What is needed:
In the data below, find each line carrying the string "this" and copy it out.

Stored items from a collection
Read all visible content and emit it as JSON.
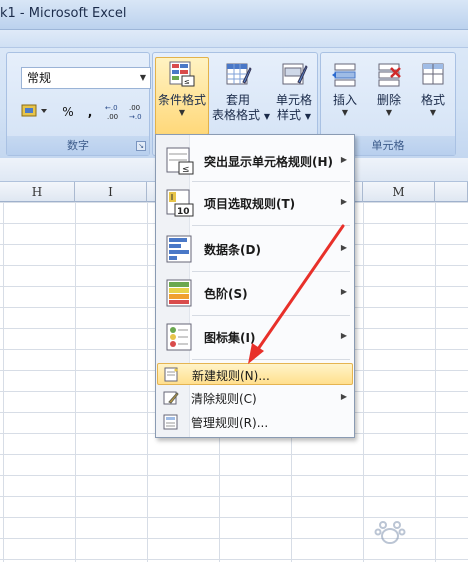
{
  "window": {
    "title": "k1 - Microsoft Excel"
  },
  "number_group": {
    "format_value": "常规",
    "label": "数字",
    "percent": "%",
    "comma": ",",
    "inc_decimal": "+.0 .00",
    "dec_decimal": ".00 +.0"
  },
  "styles_group": {
    "conditional_format": "条件格式",
    "table_format_line1": "套用",
    "table_format_line2": "表格格式",
    "cell_style_line1": "单元格",
    "cell_style_line2": "样式"
  },
  "cells_group": {
    "insert": "插入",
    "delete": "删除",
    "format": "格式",
    "label": "单元格"
  },
  "columns": [
    "H",
    "I",
    "M"
  ],
  "menu": {
    "items": [
      {
        "label": "突出显示单元格规则(H)",
        "has_submenu": true
      },
      {
        "label": "项目选取规则(T)",
        "has_submenu": true
      },
      {
        "label": "数据条(D)",
        "has_submenu": true
      },
      {
        "label": "色阶(S)",
        "has_submenu": true
      },
      {
        "label": "图标集(I)",
        "has_submenu": true
      },
      {
        "label": "新建规则(N)...",
        "has_submenu": false,
        "highlighted": true
      },
      {
        "label": "清除规则(C)",
        "has_submenu": true
      },
      {
        "label": "管理规则(R)...",
        "has_submenu": false
      }
    ],
    "submenu_arrow": "▶",
    "top10_number": "10"
  },
  "colors": {
    "highlight": "#ffdf8e",
    "arrow": "#e8302a"
  }
}
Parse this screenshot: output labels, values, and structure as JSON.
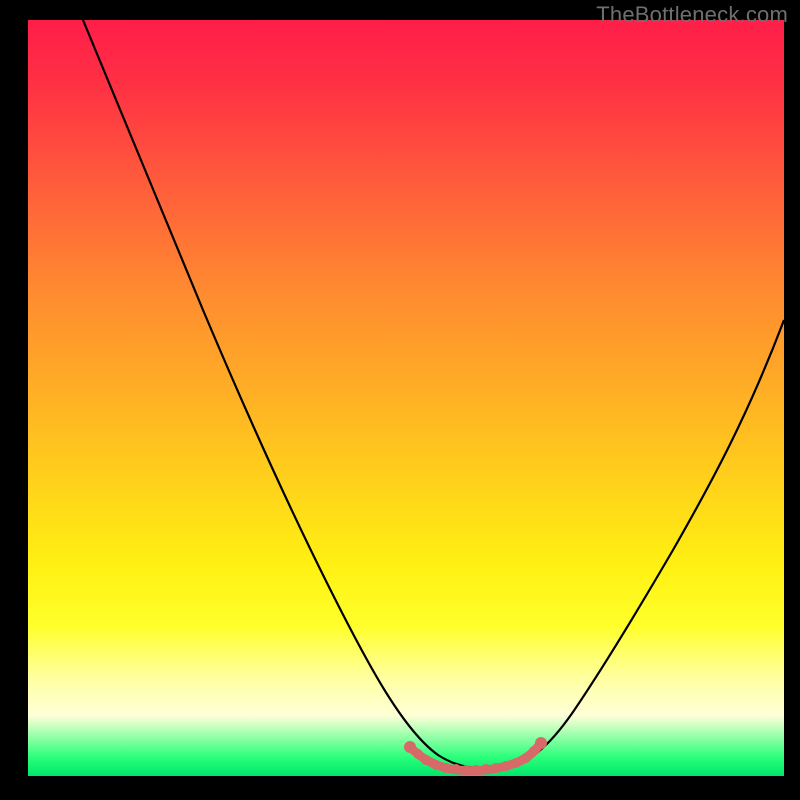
{
  "watermark": "TheBottleneck.com",
  "chart_data": {
    "type": "line",
    "title": "",
    "xlabel": "",
    "ylabel": "",
    "xlim": [
      0,
      100
    ],
    "ylim": [
      0,
      100
    ],
    "series": [
      {
        "name": "curve",
        "color": "#000000",
        "x": [
          8,
          14,
          20,
          26,
          32,
          38,
          44,
          48,
          52,
          56,
          60,
          64,
          68,
          74,
          80,
          86,
          92,
          100
        ],
        "y": [
          100,
          88,
          76,
          64,
          52,
          40,
          28,
          18,
          9,
          4,
          2,
          2,
          4,
          10,
          20,
          32,
          45,
          61
        ]
      }
    ],
    "bottom_highlight": {
      "name": "flat-region",
      "color": "#d76a68",
      "x": [
        52,
        54,
        56,
        58,
        60,
        62,
        64,
        66,
        68
      ],
      "y": [
        3.5,
        2.5,
        2.2,
        2.0,
        2.0,
        2.0,
        2.2,
        2.8,
        3.6
      ]
    },
    "gradient_stops": [
      {
        "pos": 0.0,
        "color": "#ff1e49"
      },
      {
        "pos": 0.22,
        "color": "#ff5d3b"
      },
      {
        "pos": 0.5,
        "color": "#ffb124"
      },
      {
        "pos": 0.72,
        "color": "#fff012"
      },
      {
        "pos": 0.92,
        "color": "#ffffd8"
      },
      {
        "pos": 1.0,
        "color": "#00e66a"
      }
    ]
  }
}
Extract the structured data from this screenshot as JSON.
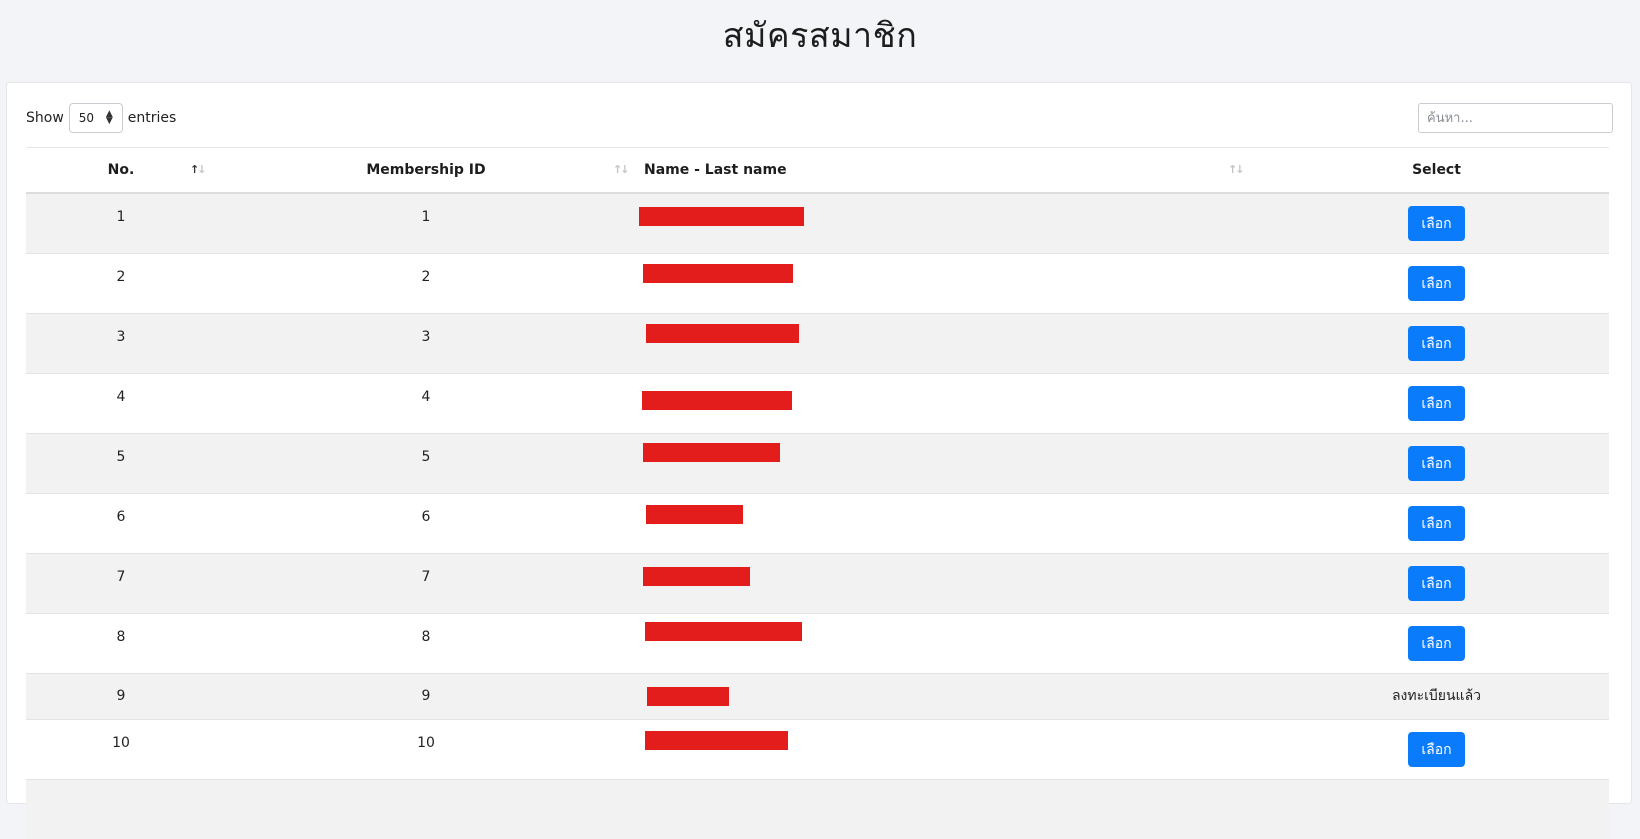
{
  "page": {
    "title": "สมัครสมาชิก"
  },
  "controls": {
    "show_label": "Show",
    "entries_value": "50",
    "entries_label": "entries",
    "search_placeholder": "ค้นหา..."
  },
  "table": {
    "columns": {
      "no": "No.",
      "membership_id": "Membership ID",
      "name": "Name - Last name",
      "select": "Select"
    },
    "rows": [
      {
        "no": "1",
        "id": "1",
        "name_redacted": true,
        "action": "เลือก"
      },
      {
        "no": "2",
        "id": "2",
        "name_redacted": true,
        "action": "เลือก"
      },
      {
        "no": "3",
        "id": "3",
        "name_redacted": true,
        "action": "เลือก"
      },
      {
        "no": "4",
        "id": "4",
        "name_redacted": true,
        "action": "เลือก"
      },
      {
        "no": "5",
        "id": "5",
        "name_redacted": true,
        "action": "เลือก"
      },
      {
        "no": "6",
        "id": "6",
        "name_redacted": true,
        "action": "เลือก"
      },
      {
        "no": "7",
        "id": "7",
        "name_redacted": true,
        "action": "เลือก"
      },
      {
        "no": "8",
        "id": "8",
        "name_redacted": true,
        "action": "เลือก"
      },
      {
        "no": "9",
        "id": "9",
        "name_redacted": true,
        "status": "ลงทะเบียนแล้ว"
      },
      {
        "no": "10",
        "id": "10",
        "name_redacted": true,
        "action": "เลือก"
      }
    ]
  },
  "colors": {
    "button": "#0a7cfb",
    "redaction": "#e31c1c",
    "stripe": "#f2f2f2"
  },
  "icons": {
    "sort": "sort-arrows-icon",
    "length_select": "select-arrows-icon"
  }
}
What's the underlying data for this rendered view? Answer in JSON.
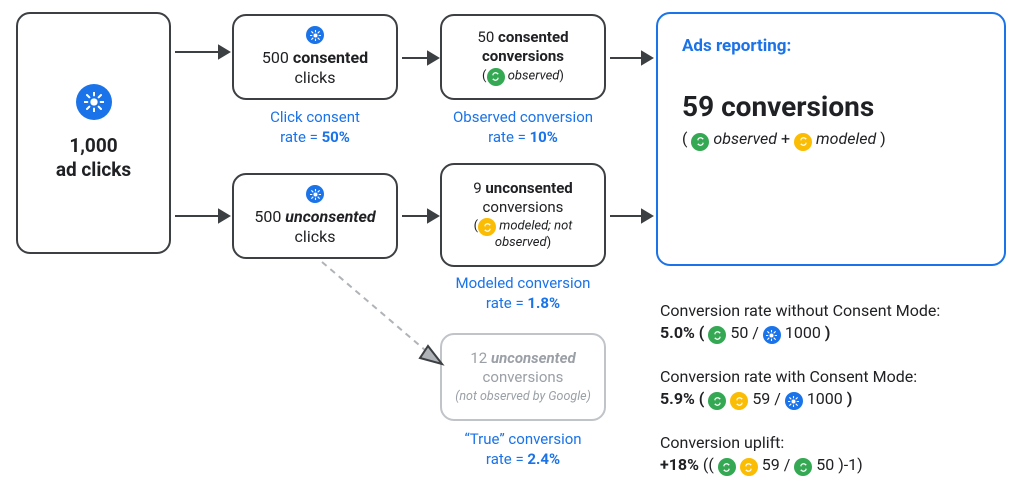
{
  "flow": {
    "source": {
      "count": "1,000",
      "label": "ad clicks"
    },
    "consented_clicks": {
      "count": "500",
      "word": "consented",
      "label": "clicks"
    },
    "unconsented_clicks": {
      "count": "500",
      "word": "unconsented",
      "label": "clicks"
    },
    "consented_conv": {
      "count": "50",
      "word": "consented",
      "label": "conversions",
      "note": "observed"
    },
    "unconsented_conv": {
      "count": "9",
      "word": "unconsented",
      "label": "conversions",
      "note": "modeled; not observed"
    },
    "true_conv": {
      "count": "12",
      "word": "unconsented",
      "label": "conversions",
      "note": "(not observed by Google)"
    }
  },
  "rates": {
    "click_consent": {
      "l1": "Click consent",
      "l2": "rate = ",
      "val": "50%"
    },
    "observed_conv": {
      "l1": "Observed conversion",
      "l2": "rate = ",
      "val": "10%"
    },
    "modeled_conv": {
      "l1": "Modeled conversion",
      "l2": "rate = ",
      "val": "1.8%"
    },
    "true_conv": {
      "l1": "“True” conversion",
      "l2": "rate = ",
      "val": "2.4%"
    }
  },
  "result": {
    "heading": "Ads reporting:",
    "count_text": "59 conversions",
    "lp": "(",
    "obs": "observed",
    "plus": " + ",
    "mod": "modeled",
    "rp": ")"
  },
  "stats": {
    "without": {
      "t": "Conversion rate without Consent Mode:",
      "pct": "5.0%",
      "lp": " ( ",
      "n1": "50",
      "slash": " / ",
      "n2": "1000",
      "rp": ")"
    },
    "with": {
      "t": "Conversion rate with Consent Mode:",
      "pct": "5.9%",
      "lp": " ( ",
      "n1": "59",
      "slash": " / ",
      "n2": "1000",
      "rp": ")"
    },
    "uplift": {
      "t": "Conversion uplift:",
      "pct": "+18%",
      "lp": " (( ",
      "n1": "59",
      "slash": " / ",
      "n2": "50",
      "rp": ")-1)"
    }
  }
}
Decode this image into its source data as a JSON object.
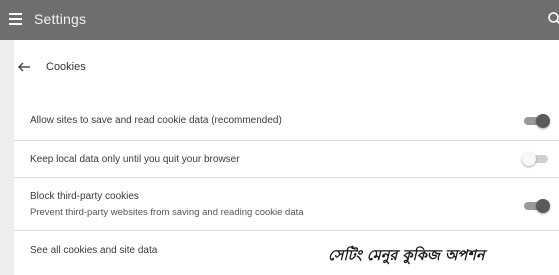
{
  "header": {
    "title": "Settings",
    "menu_icon": "hamburger-menu-icon",
    "search_icon": "search-icon",
    "background": "#6e6e6e"
  },
  "subpage": {
    "back_icon": "back-arrow-icon",
    "title": "Cookies"
  },
  "settings": [
    {
      "label": "Allow sites to save and read cookie data (recommended)",
      "toggle": "on"
    },
    {
      "label": "Keep local data only until you quit your browser",
      "toggle": "off"
    },
    {
      "label": "Block third-party cookies",
      "description": "Prevent third-party websites from saving and reading cookie data",
      "toggle": "on"
    },
    {
      "label": "See all cookies and site data"
    }
  ],
  "caption": "সেটিং মেনুর কুকিজ অপশন"
}
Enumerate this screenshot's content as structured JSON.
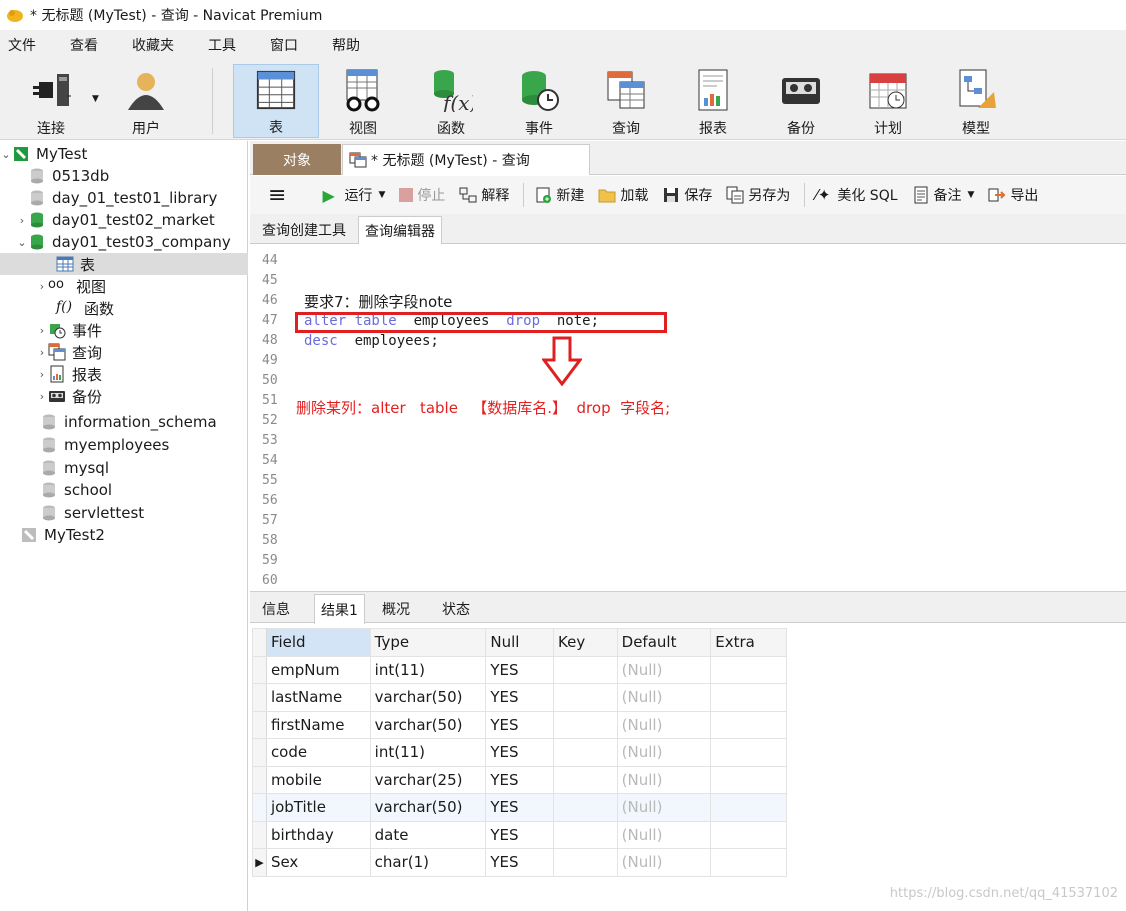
{
  "window": {
    "title": "* 无标题 (MyTest) - 查询 - Navicat Premium"
  },
  "menu": [
    "文件",
    "查看",
    "收藏夹",
    "工具",
    "窗口",
    "帮助"
  ],
  "toolbar": [
    {
      "label": "连接",
      "icon": "plug-icon"
    },
    {
      "label": "用户",
      "icon": "user-icon"
    },
    {
      "label": "表",
      "icon": "table-icon"
    },
    {
      "label": "视图",
      "icon": "view-glasses-icon"
    },
    {
      "label": "函数",
      "icon": "function-icon"
    },
    {
      "label": "事件",
      "icon": "event-clock-icon"
    },
    {
      "label": "查询",
      "icon": "query-icon"
    },
    {
      "label": "报表",
      "icon": "report-icon"
    },
    {
      "label": "备份",
      "icon": "backup-icon"
    },
    {
      "label": "计划",
      "icon": "calendar-icon"
    },
    {
      "label": "模型",
      "icon": "model-icon"
    }
  ],
  "tree": {
    "conn1": "MyTest",
    "dbs": [
      "0513db",
      "day_01_test01_library",
      "day01_test02_market",
      "day01_test03_company"
    ],
    "children": [
      "表",
      "视图",
      "函数",
      "事件",
      "查询",
      "报表",
      "备份"
    ],
    "other_dbs": [
      "information_schema",
      "myemployees",
      "mysql",
      "school",
      "servlettest"
    ],
    "conn2": "MyTest2"
  },
  "tabs": {
    "object": "对象",
    "query": "* 无标题 (MyTest) - 查询"
  },
  "query_toolbar": {
    "run": "运行",
    "stop": "停止",
    "explain": "解释",
    "new": "新建",
    "load": "加载",
    "save": "保存",
    "save_as": "另存为",
    "beautify": "美化 SQL",
    "note": "备注",
    "export": "导出"
  },
  "editor_tabs": [
    "查询创建工具",
    "查询编辑器"
  ],
  "editor": {
    "lines": [
      "44",
      "45",
      "46",
      "47",
      "48",
      "49",
      "50",
      "51",
      "52",
      "53",
      "54",
      "55",
      "56",
      "57",
      "58",
      "59",
      "60"
    ],
    "line46": "要求7：删除字段note",
    "line47_kw1": "alter table",
    "line47_mid": "  employees  ",
    "line47_kw2": "drop",
    "line47_end": "  note;",
    "line48_kw": "desc",
    "line48_end": "  employees;",
    "note": "删除某列：alter   table   【数据库名.】  drop  字段名;"
  },
  "result_tabs": [
    "信息",
    "结果1",
    "概况",
    "状态"
  ],
  "grid": {
    "headers": [
      "Field",
      "Type",
      "Null",
      "Key",
      "Default",
      "Extra"
    ],
    "rows": [
      [
        "empNum",
        "int(11)",
        "YES",
        "",
        "(Null)",
        ""
      ],
      [
        "lastName",
        "varchar(50)",
        "YES",
        "",
        "(Null)",
        ""
      ],
      [
        "firstName",
        "varchar(50)",
        "YES",
        "",
        "(Null)",
        ""
      ],
      [
        "code",
        "int(11)",
        "YES",
        "",
        "(Null)",
        ""
      ],
      [
        "mobile",
        "varchar(25)",
        "YES",
        "",
        "(Null)",
        ""
      ],
      [
        "jobTitle",
        "varchar(50)",
        "YES",
        "",
        "(Null)",
        ""
      ],
      [
        "birthday",
        "date",
        "YES",
        "",
        "(Null)",
        ""
      ],
      [
        "Sex",
        "char(1)",
        "YES",
        "",
        "(Null)",
        ""
      ]
    ]
  },
  "watermark": "https://blog.csdn.net/qq_41537102"
}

Problem solution:
Parse this screenshot: output labels, values, and structure as JSON.
Extract the structured data from this screenshot as JSON.
What's the underlying data for this rendered view? Answer in JSON.
Decode this image into its source data as a JSON object.
Enumerate this screenshot's content as structured JSON.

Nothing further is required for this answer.